Look through the data below and return each line where "author" appears.

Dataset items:
○ ○ ○ ○ ○

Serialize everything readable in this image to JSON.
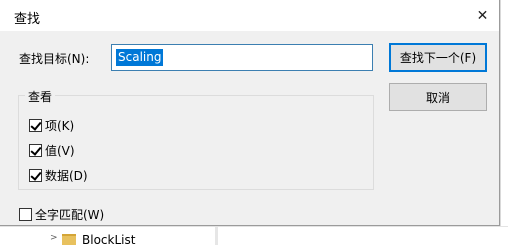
{
  "dialog": {
    "title": "查找",
    "close_label": "✕"
  },
  "find": {
    "label": "查找目标(N):",
    "value": "Scaling"
  },
  "buttons": {
    "find_next": "查找下一个(F)",
    "cancel": "取消"
  },
  "look_at": {
    "title": "查看",
    "options": [
      {
        "label": "项(K)",
        "checked": true
      },
      {
        "label": "值(V)",
        "checked": true
      },
      {
        "label": "数据(D)",
        "checked": true
      }
    ]
  },
  "match_whole": {
    "label": "全字匹配(W)",
    "checked": false
  },
  "background": {
    "tree_item": "BlockList"
  }
}
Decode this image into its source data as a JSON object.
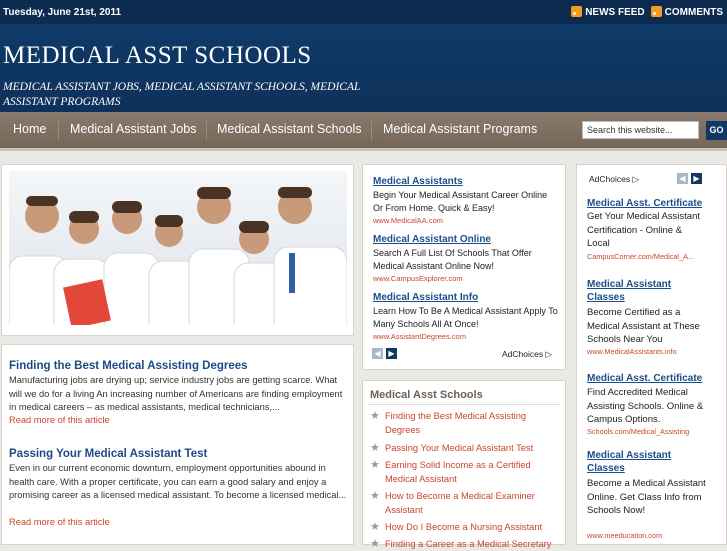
{
  "topbar": {
    "date": "Tuesday, June 21st, 2011",
    "news_feed": "NEWS FEED",
    "comments": "COMMENTS"
  },
  "header": {
    "title": "MEDICAL ASST SCHOOLS",
    "tagline": "MEDICAL ASSISTANT JOBS, MEDICAL ASSISTANT SCHOOLS, MEDICAL ASSISTANT PROGRAMS"
  },
  "nav": {
    "items": [
      "Home",
      "Medical Assistant Jobs",
      "Medical Assistant Schools",
      "Medical Assistant Programs"
    ]
  },
  "search": {
    "placeholder": "Search this website...",
    "go": "GO"
  },
  "posts": [
    {
      "title": "Finding the Best Medical Assisting Degrees",
      "excerpt": "Manufacturing jobs are drying up; service industry jobs are getting scarce. What will we do for a living An increasing number of Americans are finding employment in medical careers – as medical assistants, medical technicians,...",
      "read_more": "Read more of this article"
    },
    {
      "title": "Passing Your Medical Assistant Test",
      "excerpt": "Even in our current economic downturn, employment opportunities abound in health care. With a proper certificate, you can earn a good salary and enjoy a promising career as a licensed medical assistant. To become a licensed medical...",
      "read_more": "Read more of this article"
    }
  ],
  "ads_middle": {
    "items": [
      {
        "title": "Medical Assistants",
        "body": "Begin Your Medical Assistant Career Online Or From Home. Quick & Easy!",
        "url": "www.MedicalAA.com"
      },
      {
        "title": "Medical Assistant Online",
        "body": "Search A Full List Of Schools That Offer Medical Assistant Online Now!",
        "url": "www.CampusExplorer.com"
      },
      {
        "title": "Medical Assistant Info",
        "body": "Learn How To Be A Medical Assistant Apply To Many Schools All At Once!",
        "url": "www.AssistantDegrees.com"
      }
    ],
    "adchoices": "AdChoices"
  },
  "sidebar_list": {
    "heading": "Medical Asst Schools",
    "items": [
      "Finding the Best Medical Assisting Degrees",
      "Passing Your Medical Assistant Test",
      "Earning Solid Income as a Certified Medical Assistant",
      "How to Become a Medical Examiner Assistant",
      "How Do I Become a Nursing Assistant",
      "Finding a Career as a Medical Secretary"
    ]
  },
  "ads_right": {
    "adchoices": "AdChoices",
    "items": [
      {
        "title": "Medical Asst. Certificate",
        "body": "Get Your Medical Assistant Certification - Online & Local",
        "url": "CampusCorner.com/Medical_A..."
      },
      {
        "title": "Medical Assistant Classes",
        "body": "Become Certified as a Medical Assistant at These Schools Near You",
        "url": "www.MedicalAssistants.info"
      },
      {
        "title": "Medical Asst. Certificate",
        "body": "Find Accredited Medical Assisting Schools. Online & Campus Options.",
        "url": "Schools.com/Medical_Assisting"
      },
      {
        "title": "Medical Assistant Classes",
        "body": "Become a Medical Assistant Online. Get Class Info from Schools Now!",
        "url": "www.meeducation.com"
      }
    ]
  },
  "colors": {
    "header": "#0d3159",
    "nav": "#7d6d60",
    "link": "#1c4e8a",
    "accent": "#c9462a"
  }
}
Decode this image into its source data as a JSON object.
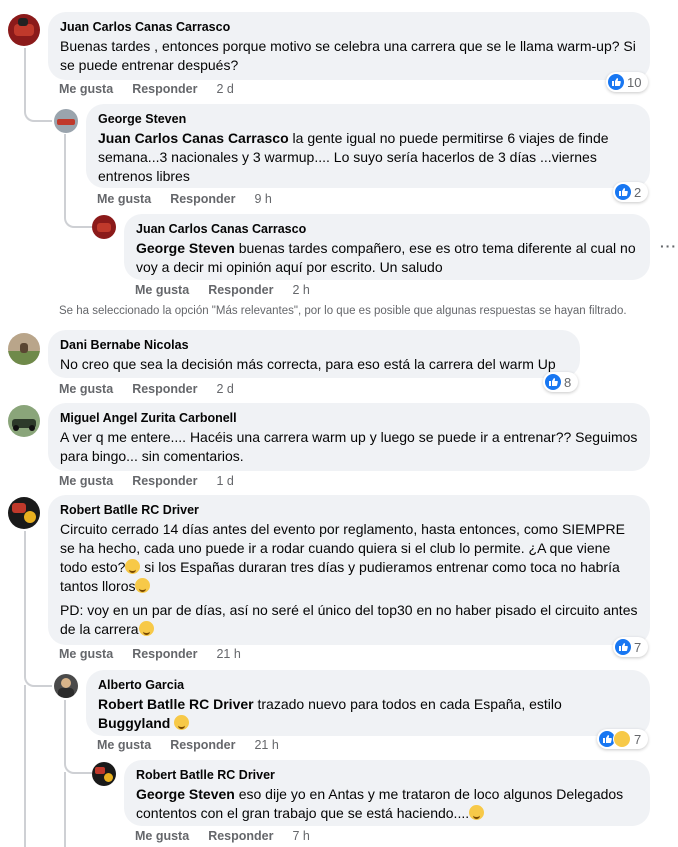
{
  "actions": {
    "like": "Me gusta",
    "reply": "Responder"
  },
  "notice": "Se ha seleccionado la opción \"Más relevantes\", por lo que es posible que algunas respuestas se hayan filtrado.",
  "comments": [
    {
      "author": "Juan Carlos Canas Carrasco",
      "text": "Buenas tardes , entonces porque motivo se celebra una carrera que se le llama warm-up? Si se puede entrenar después?",
      "time": "2 d",
      "reactions": "10"
    },
    {
      "author": "George Steven",
      "mention": "Juan Carlos Canas Carrasco",
      "text": " la gente igual no puede permitirse 6 viajes de finde semana...3 nacionales y 3 warmup.... Lo suyo sería hacerlos de 3 días ...viernes entrenos libres",
      "time": "9 h",
      "reactions": "2"
    },
    {
      "author": "Juan Carlos Canas Carrasco",
      "mention": "George Steven",
      "text": " buenas tardes compañero, ese es otro tema diferente al cual no voy a decir mi opinión aquí por escrito. Un saludo",
      "time": "2 h"
    },
    {
      "author": "Dani Bernabe Nicolas",
      "text": "No creo que sea la decisión más correcta, para eso está la carrera del warm Up",
      "time": "2 d",
      "reactions": "8"
    },
    {
      "author": "Miguel Angel Zurita Carbonell",
      "text": "A ver q me entere.... Hacéis una carrera warm up y luego se puede ir a entrenar?? Seguimos para bingo... sin comentarios.",
      "time": "1 d"
    },
    {
      "author": "Robert Batlle RC Driver",
      "text": "Circuito cerrado 14 días antes del evento por reglamento, hasta entonces, como SIEMPRE se ha hecho, cada uno puede ir a rodar cuando quiera si el club lo permite. ¿A que viene todo esto?",
      "text_b": " si los Españas duraran tres días y pudieramos entrenar como toca no habría tantos lloros",
      "text2": "PD: voy en un par de días, así no seré el único del top30 en no haber pisado el circuito antes de la carrera",
      "time": "21 h",
      "reactions": "7"
    },
    {
      "author": "Alberto Garcia",
      "mention": "Robert Batlle RC Driver",
      "text": " trazado nuevo para todos en cada España, estilo ",
      "mention2": "Buggyland",
      "time": "21 h",
      "reactions": "7"
    },
    {
      "author": "Robert Batlle RC Driver",
      "mention": "George Steven",
      "text": " eso dije yo en Antas y me trataron de loco algunos Delegados contentos con el gran trabajo que se está haciendo....",
      "time": "7 h"
    }
  ]
}
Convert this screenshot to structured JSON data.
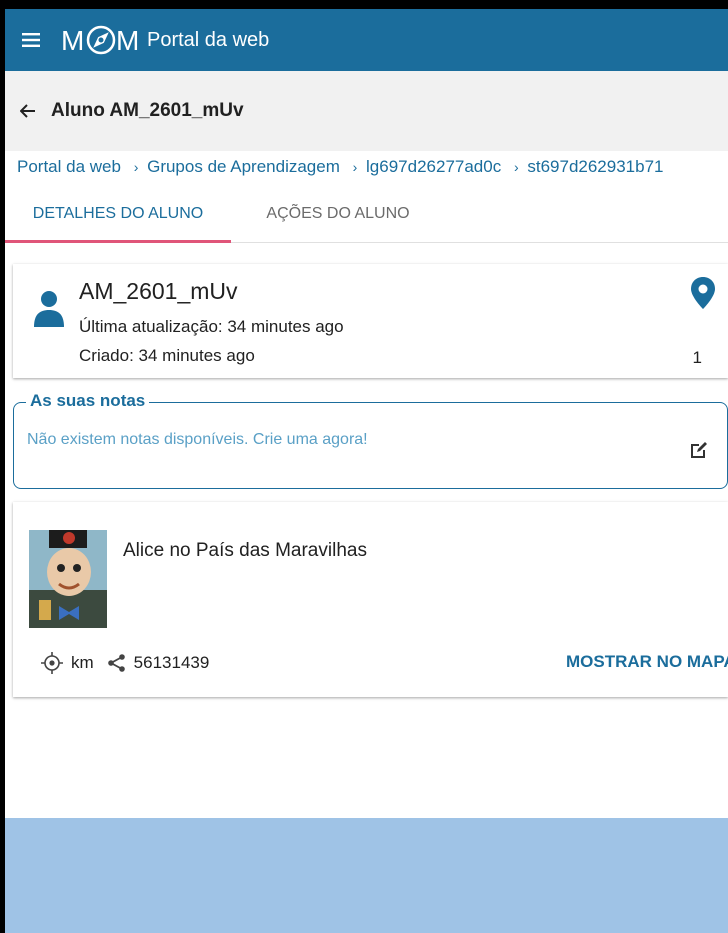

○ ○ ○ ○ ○

#### [Expected answer]
      "author": "Juan Carlos Canas Carrasco",
      "author": "George Steven",
      "author": "Juan Carlos Canas Carrasco",
      "author": "Dani Bernabe Nicolas",
      "author": "Miguel Angel Zurita Carbonell",
      "author": "Robert Batlle RC Driver",
      "author": "Alberto Garcia",
      "author": "Robert Batlle RC Driver",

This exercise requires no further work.